STUDY MATERIAL:
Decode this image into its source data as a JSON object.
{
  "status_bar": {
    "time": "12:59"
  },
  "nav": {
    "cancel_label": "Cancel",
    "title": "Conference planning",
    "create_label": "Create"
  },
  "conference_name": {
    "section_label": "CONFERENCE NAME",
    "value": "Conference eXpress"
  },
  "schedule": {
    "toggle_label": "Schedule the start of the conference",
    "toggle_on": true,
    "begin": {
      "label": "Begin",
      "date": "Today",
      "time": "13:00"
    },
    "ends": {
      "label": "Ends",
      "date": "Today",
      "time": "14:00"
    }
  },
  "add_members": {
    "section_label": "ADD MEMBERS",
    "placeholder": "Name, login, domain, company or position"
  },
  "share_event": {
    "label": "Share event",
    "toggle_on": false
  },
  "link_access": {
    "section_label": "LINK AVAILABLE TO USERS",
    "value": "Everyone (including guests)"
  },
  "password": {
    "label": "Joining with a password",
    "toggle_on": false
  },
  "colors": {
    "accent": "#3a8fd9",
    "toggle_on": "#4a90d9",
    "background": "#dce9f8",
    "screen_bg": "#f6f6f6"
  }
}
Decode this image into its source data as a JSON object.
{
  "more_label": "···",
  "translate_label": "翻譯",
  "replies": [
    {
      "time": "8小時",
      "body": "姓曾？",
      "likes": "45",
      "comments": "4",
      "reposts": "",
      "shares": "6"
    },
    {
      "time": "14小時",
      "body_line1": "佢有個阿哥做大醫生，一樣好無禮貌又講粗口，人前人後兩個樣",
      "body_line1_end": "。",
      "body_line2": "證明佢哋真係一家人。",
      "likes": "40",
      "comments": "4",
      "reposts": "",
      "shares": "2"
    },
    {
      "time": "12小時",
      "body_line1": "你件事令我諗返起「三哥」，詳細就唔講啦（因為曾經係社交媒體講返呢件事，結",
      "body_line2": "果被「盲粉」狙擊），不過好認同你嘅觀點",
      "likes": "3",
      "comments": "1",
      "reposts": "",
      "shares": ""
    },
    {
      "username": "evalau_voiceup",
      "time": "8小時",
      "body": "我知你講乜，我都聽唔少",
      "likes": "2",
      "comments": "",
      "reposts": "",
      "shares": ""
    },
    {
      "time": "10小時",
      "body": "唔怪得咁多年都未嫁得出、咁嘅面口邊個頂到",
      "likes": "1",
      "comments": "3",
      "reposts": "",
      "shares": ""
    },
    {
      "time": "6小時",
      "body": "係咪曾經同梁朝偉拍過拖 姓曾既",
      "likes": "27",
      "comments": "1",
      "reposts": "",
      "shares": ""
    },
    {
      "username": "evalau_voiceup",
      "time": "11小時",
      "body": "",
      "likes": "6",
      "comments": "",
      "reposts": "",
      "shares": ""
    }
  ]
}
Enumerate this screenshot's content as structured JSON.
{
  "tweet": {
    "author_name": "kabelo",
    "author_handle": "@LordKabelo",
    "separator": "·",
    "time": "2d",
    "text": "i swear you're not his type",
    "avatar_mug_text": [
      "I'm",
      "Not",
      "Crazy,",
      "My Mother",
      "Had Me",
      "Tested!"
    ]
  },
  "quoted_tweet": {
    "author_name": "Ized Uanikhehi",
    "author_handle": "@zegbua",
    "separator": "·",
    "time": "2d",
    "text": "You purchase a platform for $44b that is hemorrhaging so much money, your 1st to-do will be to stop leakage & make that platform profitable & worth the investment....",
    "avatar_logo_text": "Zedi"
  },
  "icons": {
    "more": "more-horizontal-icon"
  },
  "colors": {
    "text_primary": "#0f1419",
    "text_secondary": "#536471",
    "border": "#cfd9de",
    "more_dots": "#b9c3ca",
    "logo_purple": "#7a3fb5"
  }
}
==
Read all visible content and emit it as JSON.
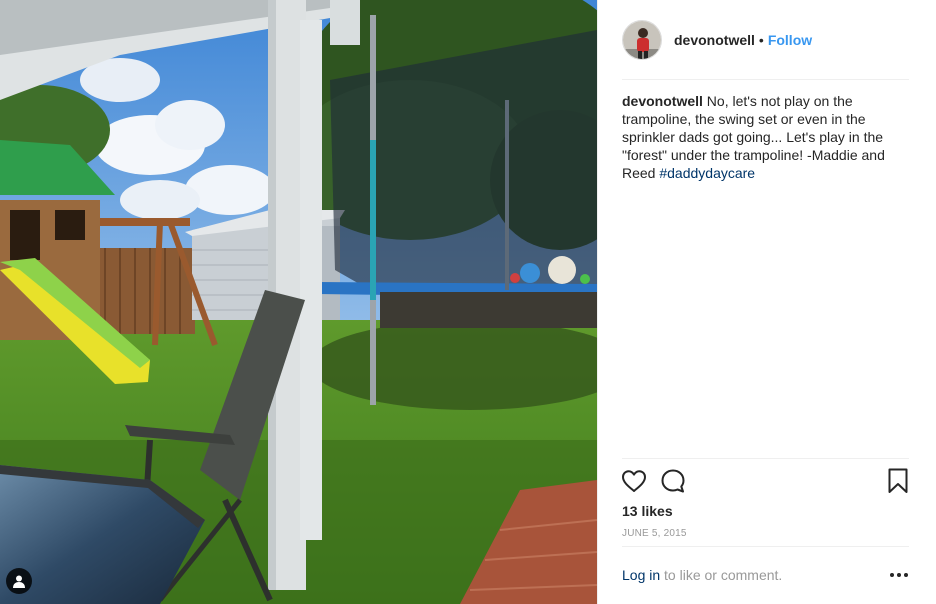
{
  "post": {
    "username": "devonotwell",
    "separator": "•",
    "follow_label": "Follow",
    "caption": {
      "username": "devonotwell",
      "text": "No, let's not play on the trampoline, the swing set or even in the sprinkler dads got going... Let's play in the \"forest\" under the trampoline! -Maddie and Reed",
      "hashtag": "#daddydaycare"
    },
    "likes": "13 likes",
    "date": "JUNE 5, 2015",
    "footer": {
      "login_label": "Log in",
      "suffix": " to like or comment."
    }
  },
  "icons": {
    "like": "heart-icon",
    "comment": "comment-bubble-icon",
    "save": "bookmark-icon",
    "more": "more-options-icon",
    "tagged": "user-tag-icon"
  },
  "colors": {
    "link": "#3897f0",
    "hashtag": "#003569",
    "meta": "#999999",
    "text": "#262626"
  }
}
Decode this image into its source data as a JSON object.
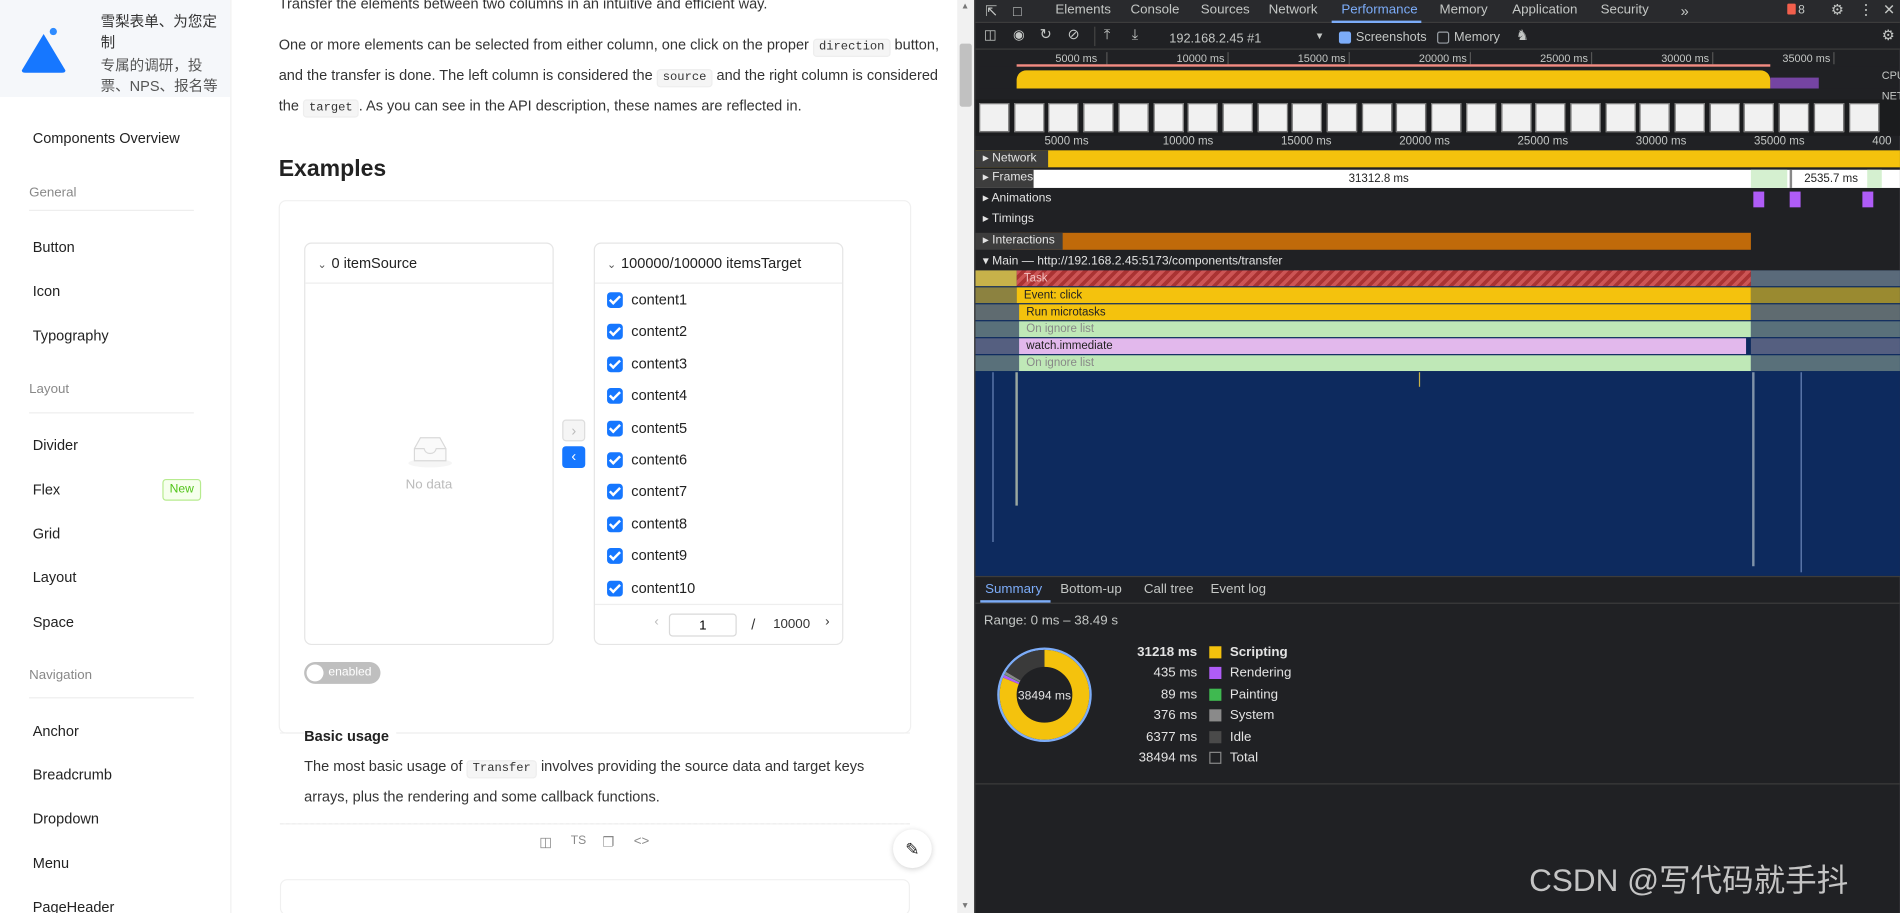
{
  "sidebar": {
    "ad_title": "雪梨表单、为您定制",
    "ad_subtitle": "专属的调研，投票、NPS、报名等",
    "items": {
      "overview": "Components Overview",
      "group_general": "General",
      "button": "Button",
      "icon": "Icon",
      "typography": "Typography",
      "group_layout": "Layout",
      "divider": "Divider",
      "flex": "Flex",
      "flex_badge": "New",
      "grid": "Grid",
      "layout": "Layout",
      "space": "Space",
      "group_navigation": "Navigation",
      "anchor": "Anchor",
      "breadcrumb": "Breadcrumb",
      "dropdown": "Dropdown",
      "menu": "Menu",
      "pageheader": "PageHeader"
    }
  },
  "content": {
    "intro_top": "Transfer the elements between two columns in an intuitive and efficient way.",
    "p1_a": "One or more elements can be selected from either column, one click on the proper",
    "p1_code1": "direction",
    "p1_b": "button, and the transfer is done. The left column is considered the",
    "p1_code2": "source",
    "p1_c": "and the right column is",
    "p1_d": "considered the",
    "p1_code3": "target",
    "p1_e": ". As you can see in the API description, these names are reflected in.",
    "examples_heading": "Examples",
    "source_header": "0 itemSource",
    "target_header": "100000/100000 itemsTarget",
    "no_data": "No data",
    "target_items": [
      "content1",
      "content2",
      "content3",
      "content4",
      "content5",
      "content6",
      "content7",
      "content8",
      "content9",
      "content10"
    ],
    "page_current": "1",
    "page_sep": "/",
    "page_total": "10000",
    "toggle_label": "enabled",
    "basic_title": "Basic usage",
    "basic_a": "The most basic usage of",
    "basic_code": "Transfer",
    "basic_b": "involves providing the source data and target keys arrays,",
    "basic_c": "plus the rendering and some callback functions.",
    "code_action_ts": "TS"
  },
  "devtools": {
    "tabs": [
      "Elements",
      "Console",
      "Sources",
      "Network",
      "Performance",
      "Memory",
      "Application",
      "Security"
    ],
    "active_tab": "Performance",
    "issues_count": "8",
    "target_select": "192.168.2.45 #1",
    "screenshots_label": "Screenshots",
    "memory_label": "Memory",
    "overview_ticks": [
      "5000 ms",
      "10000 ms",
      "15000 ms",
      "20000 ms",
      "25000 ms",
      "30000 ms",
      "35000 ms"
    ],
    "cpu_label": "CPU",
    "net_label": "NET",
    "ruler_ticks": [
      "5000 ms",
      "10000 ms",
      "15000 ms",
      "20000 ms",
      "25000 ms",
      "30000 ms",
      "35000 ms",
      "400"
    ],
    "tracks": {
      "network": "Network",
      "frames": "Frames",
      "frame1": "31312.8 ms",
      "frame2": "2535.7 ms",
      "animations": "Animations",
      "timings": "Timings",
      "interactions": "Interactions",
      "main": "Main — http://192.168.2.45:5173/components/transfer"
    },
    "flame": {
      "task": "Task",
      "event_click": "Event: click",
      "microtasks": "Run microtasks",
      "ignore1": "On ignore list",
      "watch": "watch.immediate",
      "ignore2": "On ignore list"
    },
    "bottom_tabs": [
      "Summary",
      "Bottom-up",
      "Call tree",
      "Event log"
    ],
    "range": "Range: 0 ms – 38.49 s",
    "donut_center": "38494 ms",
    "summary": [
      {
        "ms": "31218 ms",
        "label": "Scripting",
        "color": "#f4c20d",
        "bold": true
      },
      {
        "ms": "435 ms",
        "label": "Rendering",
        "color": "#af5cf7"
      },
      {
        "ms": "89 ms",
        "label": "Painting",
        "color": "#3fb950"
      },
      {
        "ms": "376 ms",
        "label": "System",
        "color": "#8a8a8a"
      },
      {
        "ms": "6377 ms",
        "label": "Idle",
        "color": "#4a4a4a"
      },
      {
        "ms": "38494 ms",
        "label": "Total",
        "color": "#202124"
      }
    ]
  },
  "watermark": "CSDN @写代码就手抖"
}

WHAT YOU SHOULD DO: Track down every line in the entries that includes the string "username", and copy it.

RESULT FOR THIS TASK:
      "username": "evalau_voiceup",
      "username": "evalau_voiceup",
    "username": "devonotwell",
      "username": "devonotwell",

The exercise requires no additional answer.